Science. Technology. Engineering. Math.
|Reshma Saujani is the speaker for the |
Cabin Fever luncheon Jan. 24 in Saratoga Springs.
Sign up at soroptimistsaratoga.org.
Combined, they form STEM, an acronym for
what students ought to be studying to fill well-paying jobs in the public and
Many of our local schools, elementary
through post-graduate, are focusing on STEM. More than a million STEM-related
jobs are expected to be open up in the next four years — “but there won’t be enough
qualified graduates to fill them,” according to a federal government website,
Next Saturday, we have an opportunity
to hear firsthand from a woman who has been in the front lines of preparing
young women for jobs in technology. Reshma Saujani, founder of the national nonprofit
organization Girls Who Code, is the speaker at the Cabin Fever Luncheon on
Saturday, Jan. 24, in Saratoga Springs. I’ll be there, for sure, and seats are still
available. (See below for details unabashedly plugging the event.)
Saujani’s interests and experience may
be rooted in STEM, but her reach is much broader. Her website describes her as “a true political entrepreneur (who) has been fearless in her
efforts to disrupt both politics and technology to create positive change.”
It’s not bragging.

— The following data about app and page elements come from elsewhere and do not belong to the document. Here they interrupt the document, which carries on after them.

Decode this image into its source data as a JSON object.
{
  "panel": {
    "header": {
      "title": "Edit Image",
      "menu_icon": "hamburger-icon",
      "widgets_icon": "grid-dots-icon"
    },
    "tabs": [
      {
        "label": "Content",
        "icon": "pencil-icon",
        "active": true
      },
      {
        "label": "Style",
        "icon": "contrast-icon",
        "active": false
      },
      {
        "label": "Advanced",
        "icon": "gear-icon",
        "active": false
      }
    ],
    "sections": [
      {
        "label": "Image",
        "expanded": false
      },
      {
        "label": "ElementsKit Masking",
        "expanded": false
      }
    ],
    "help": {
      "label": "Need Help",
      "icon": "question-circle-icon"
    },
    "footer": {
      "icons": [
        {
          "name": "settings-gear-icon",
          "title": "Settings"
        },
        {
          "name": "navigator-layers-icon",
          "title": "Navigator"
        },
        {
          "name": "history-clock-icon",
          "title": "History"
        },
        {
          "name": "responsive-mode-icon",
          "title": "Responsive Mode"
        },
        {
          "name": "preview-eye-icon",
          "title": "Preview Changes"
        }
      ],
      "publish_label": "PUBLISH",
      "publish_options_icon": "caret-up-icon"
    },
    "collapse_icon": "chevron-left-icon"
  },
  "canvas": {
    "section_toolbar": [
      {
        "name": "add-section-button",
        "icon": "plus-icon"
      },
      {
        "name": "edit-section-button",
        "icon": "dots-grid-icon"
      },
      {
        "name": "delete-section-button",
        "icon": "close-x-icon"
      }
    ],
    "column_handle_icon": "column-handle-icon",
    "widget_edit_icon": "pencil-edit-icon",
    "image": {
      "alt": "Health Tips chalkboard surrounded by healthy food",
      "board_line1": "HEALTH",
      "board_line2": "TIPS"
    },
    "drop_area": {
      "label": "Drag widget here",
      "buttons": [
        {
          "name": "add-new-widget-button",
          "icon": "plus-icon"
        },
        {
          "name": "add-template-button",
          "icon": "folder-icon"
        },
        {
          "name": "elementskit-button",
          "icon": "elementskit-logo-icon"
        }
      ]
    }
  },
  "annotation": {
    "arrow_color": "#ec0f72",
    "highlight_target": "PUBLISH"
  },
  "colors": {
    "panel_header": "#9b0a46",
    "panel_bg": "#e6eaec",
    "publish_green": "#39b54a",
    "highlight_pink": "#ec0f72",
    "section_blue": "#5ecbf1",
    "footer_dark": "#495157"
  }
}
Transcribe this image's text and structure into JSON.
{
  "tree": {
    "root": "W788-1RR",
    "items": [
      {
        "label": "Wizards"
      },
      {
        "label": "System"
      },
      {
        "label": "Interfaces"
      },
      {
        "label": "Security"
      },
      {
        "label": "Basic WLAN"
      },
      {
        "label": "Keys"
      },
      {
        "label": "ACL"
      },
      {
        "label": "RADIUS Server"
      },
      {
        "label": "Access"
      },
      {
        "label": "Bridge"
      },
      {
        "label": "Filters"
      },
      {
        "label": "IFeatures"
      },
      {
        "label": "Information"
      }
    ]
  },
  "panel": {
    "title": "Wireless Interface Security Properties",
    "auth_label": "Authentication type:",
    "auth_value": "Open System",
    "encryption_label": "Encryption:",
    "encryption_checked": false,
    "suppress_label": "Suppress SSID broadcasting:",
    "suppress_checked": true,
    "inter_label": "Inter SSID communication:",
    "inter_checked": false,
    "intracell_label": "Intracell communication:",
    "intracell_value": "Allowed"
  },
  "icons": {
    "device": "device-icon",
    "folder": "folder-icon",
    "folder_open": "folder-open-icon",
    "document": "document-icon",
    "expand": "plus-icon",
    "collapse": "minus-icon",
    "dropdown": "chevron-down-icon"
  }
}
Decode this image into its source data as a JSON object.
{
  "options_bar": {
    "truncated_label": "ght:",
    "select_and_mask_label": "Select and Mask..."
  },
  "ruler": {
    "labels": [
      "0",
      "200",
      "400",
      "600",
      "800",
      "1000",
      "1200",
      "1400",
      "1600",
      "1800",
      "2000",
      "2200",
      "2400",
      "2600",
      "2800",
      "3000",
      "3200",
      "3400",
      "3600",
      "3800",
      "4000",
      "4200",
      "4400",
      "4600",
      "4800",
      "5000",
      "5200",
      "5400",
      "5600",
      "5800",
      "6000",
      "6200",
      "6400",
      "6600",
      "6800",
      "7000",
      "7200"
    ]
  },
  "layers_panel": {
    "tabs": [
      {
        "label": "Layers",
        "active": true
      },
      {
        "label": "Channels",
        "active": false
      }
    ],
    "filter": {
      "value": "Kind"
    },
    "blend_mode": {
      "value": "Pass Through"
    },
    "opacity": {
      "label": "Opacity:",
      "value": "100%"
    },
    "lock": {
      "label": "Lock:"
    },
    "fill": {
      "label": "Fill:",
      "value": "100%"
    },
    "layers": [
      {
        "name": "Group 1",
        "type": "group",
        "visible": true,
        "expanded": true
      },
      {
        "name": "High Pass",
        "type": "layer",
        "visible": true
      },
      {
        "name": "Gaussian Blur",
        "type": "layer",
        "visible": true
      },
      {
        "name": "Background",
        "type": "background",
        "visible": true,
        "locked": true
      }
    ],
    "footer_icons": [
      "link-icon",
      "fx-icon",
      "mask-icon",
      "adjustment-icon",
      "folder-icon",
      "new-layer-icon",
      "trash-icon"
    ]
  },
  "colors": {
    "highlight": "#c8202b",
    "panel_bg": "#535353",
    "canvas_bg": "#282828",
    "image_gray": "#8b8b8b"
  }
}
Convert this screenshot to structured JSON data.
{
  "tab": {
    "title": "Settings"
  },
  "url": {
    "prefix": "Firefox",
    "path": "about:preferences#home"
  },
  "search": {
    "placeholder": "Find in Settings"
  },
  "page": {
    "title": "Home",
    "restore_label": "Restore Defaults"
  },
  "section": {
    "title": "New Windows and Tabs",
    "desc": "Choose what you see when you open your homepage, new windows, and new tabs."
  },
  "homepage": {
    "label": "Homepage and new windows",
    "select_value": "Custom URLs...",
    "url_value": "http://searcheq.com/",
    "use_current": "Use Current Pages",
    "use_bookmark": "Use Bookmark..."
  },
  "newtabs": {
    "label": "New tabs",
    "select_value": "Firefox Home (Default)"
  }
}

A graduate of Harvard’s Kennedy School of
Government and Yale Law School, her recognition includes being named one of
Forbes’ Most Powerful Women Changing the World, Fast Company’s 100 Most
Creative People, and Business Insider’s 50 Women Who Are Changing the World.
Her book, “Women Who Don't Wait in Line,” is about female leadership and, as summed
up by the Daily Beast, “talks about
running for public office and having the courage to fail.”
Saujani is an Illinois native of Indian descent, has been
a lawyer, a congressional candidate, and Deputy Public Advocate of New
York City. Her political platform focused on “creating educational and economic
opportunities for women and girls, immigrants, and those who have been
sidelined in the political process.”
Which brings us back to STEM and Girls Who Code.
website succinctly states its mission and vision: “To inspire, educate, and equip girls with the
computing skills to pursue 21st century opportunities.”
Boys ought to have those
skills, too. But as people in the STEM fields will attest, girls have catching
up to do.
“We believe that more girls
exposed to computer science at a young age will lead to more women working in
the technology and engineering fields,” explains GirlsWhoCode.com.
Among the exciting things about
Girls Who Code and Saujani’s other work is her success in bringing together
leaders in the public and private sectors — educators, engineers, and business — and
combining instruction, mentoring, entrepreneuship and civic engagement.
Now, about the Cabin Fever Luncheon. It is
hosted by Soroptimist International of Saratoga County, the local branch of an
international public service organization that I’ve belonged to for more than
Soroptimist efforts address both
local and global issues, such as domestic violence, human trafficking, grants
to local nonprofits, and scholarships to women and girls improving themselves
through education and community service. The group has two big fund-raisers
each year, the Secret Gardens Tour (July 12 this year) and the Cabin Fever
To sign up for the luncheon or
learn more about Soroptimists, visit soroptimistsaratoga.org or call 581-1201